Asian markets were mixed in early trading Thursday following gains on Wall Street and ahead of the European Central Bank’s meeting.
U.S. stocks inched higher Wednesday despite largely disappointing earnings reports, with some experts saying confidence in the Federal Reserve – and in a potential interest-rate cut next week – is aiding the markets’ resilience.
Later Thursday, the ECB is scheduled to convene in President Mario Draghi’s last meeting before his term ends. No policy changes are expected after the ECB launched new stimulus measures just last month.
Investors took a moment to take a deep breath as there were no major developments on two major forces influencing global markets – the U.S.-China trade war and Brexit.

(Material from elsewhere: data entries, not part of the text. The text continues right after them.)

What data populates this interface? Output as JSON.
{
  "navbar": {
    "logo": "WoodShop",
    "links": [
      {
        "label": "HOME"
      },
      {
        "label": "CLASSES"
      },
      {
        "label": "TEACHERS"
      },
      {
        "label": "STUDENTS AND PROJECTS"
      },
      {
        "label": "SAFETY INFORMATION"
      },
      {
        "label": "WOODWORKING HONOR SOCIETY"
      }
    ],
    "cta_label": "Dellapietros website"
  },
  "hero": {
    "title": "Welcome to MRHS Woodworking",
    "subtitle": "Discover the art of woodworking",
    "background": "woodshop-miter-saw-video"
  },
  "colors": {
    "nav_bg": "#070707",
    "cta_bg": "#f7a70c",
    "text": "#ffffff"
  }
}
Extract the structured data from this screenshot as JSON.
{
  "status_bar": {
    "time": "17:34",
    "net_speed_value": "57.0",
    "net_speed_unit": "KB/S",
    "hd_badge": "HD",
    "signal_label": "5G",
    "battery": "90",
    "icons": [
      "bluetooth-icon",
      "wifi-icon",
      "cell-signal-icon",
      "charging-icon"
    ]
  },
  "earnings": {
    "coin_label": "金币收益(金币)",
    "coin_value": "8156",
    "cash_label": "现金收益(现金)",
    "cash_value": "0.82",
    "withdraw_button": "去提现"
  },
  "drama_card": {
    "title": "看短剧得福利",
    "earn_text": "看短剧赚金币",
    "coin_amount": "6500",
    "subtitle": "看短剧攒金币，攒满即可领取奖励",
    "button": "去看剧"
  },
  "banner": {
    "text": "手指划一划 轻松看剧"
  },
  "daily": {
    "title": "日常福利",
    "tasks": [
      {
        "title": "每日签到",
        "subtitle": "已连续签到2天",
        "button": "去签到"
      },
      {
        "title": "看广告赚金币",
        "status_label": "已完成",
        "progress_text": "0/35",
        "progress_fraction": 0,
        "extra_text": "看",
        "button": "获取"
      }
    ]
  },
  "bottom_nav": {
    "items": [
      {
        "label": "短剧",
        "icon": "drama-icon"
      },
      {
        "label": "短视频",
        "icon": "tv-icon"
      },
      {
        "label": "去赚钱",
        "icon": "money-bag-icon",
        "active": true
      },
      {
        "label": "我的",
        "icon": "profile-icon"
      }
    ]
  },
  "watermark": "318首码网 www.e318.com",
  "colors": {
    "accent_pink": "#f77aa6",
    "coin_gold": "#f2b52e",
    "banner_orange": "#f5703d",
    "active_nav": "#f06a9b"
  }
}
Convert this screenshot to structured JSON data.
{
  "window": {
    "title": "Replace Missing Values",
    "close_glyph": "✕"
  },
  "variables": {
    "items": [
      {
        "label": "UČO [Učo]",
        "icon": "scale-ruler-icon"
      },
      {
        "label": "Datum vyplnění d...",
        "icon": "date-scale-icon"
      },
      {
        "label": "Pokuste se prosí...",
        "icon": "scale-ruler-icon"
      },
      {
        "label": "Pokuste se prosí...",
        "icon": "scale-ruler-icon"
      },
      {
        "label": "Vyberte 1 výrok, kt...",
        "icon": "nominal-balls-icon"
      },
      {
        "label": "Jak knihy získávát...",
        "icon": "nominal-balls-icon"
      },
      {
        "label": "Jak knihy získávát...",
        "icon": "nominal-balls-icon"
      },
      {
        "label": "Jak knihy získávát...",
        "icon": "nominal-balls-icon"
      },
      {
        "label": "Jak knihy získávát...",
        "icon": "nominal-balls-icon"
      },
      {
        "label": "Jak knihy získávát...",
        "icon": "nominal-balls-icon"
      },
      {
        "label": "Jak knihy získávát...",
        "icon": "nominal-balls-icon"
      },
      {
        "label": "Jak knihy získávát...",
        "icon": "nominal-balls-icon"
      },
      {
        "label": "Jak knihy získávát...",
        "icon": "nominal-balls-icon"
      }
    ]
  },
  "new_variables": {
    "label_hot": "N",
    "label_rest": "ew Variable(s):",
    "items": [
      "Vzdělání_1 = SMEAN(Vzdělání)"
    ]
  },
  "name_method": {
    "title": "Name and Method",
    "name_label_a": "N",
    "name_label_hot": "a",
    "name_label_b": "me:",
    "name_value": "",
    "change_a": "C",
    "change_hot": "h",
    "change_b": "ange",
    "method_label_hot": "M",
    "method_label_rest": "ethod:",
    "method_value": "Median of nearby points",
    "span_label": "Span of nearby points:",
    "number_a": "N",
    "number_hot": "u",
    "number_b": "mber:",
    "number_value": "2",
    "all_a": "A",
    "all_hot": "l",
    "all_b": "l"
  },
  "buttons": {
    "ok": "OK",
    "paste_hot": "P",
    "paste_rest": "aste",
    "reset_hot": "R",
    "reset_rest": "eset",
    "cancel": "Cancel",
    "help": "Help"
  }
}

Japan’s Nikkei gained 0.6% and Hong Kong’s Hang Seng Index advanced 0.4%. The Shanghai Composite dipped 0.2% while the Shenzhen Composite slipped 0.3%. South Korea’s Kospi fell 0.2% while benchmark indexes in Taiwan , Singapore and Indonesia gained. Australia’s S&P/ASX 200 edged up 0.3%, while New Zealand’s NZX-50 inched up after falling sharply Wednesday following a warning from mining giant Rio Tinto that sparked a selloff.
Among individual stocks, SoftBank fell in Tokyo trading after announcing a takeover of WeWork the day before. Honda rose, along with Rakuten and Inpex . In Hong Kong, AAC gained, along with food processor WH Group and New World Development . Chip maker SK Hynix advanced in South Korea despite an 89% year-over-year plunge in third-quarter net profit, which was actually better than analysts feared. Rio Tinto and Oil Search gained in Australia. In New Zealand, Meridian Energy , the nation’s largest company by market cap, was stable after plunging 8% on Wednesday.
While it’s still early in this earnings season, traders are trying to gauge how much the U.S. trade war with China and a slowdown in global economic growth is hurting corporate America.
Some of the companies’ earnings topped analysts’ expectations. Others put traders in a selling mood after warning that the slowing global economy and trade tensions are hitting their profits.
“With the US-China trade talks quiet for now, U.S. earnings have driven volatility and market direction this week,” Jeffrey Halley of Oanda said in a commentary.
The lack of direction in earnings Wednesday was reflected in the market, which spent most of the day wavering between tiny gains and losses.
“Fewer than a quarter of the companies have reported, so there’s a lot more to come,” said Sam Stovall, chief investment strategist at CFRA. “But the results have been mixed so far, even with the bar being set as low as it was.”
The S&P 500 rose 0.3%, to 3,004.52. The benchmark index had been down about 0.2% before recovering toward the end of the day. The Dow Jones Industrial Average also rebounded from a midday drop, gaining 0.2%, to 26,833.95. The Nasdaq composite added 0.2%, to 8,119.79.
Analysts are still forecasting the S&P 500 index will end up showing a drop in earnings per share from a year earlier.
If they’re right, it would be the first time that earnings have fallen for three straight quarters since 2015-16, according to FactSet.
The weakest results are expected to come from companies that rely on the strength of the global economy, which has been slowing amid trade wars. Raw-material producers, technology companies and energy stocks are predicted to report drops of 10% or more, according to FactSet.
Analysts are forecasting stronger growth for communications companies and businesses that sell to consumers, which have been the strongest part of the economy.
Benchmark U.S. crude oil lost 46 cents to $55.51 per barrel in electronic trading on the New York Mercantile Exchange. It rose $1.49 to settle at $55.97 a barrel on Wednesday. Brent crude oil , the international standard, gave up 35 cents to $60.82. It gained $1.47 to close at $61.17 a barrel.
The dollar fell to 108.62 Japanese yen from 108.68 yen on Wednesday.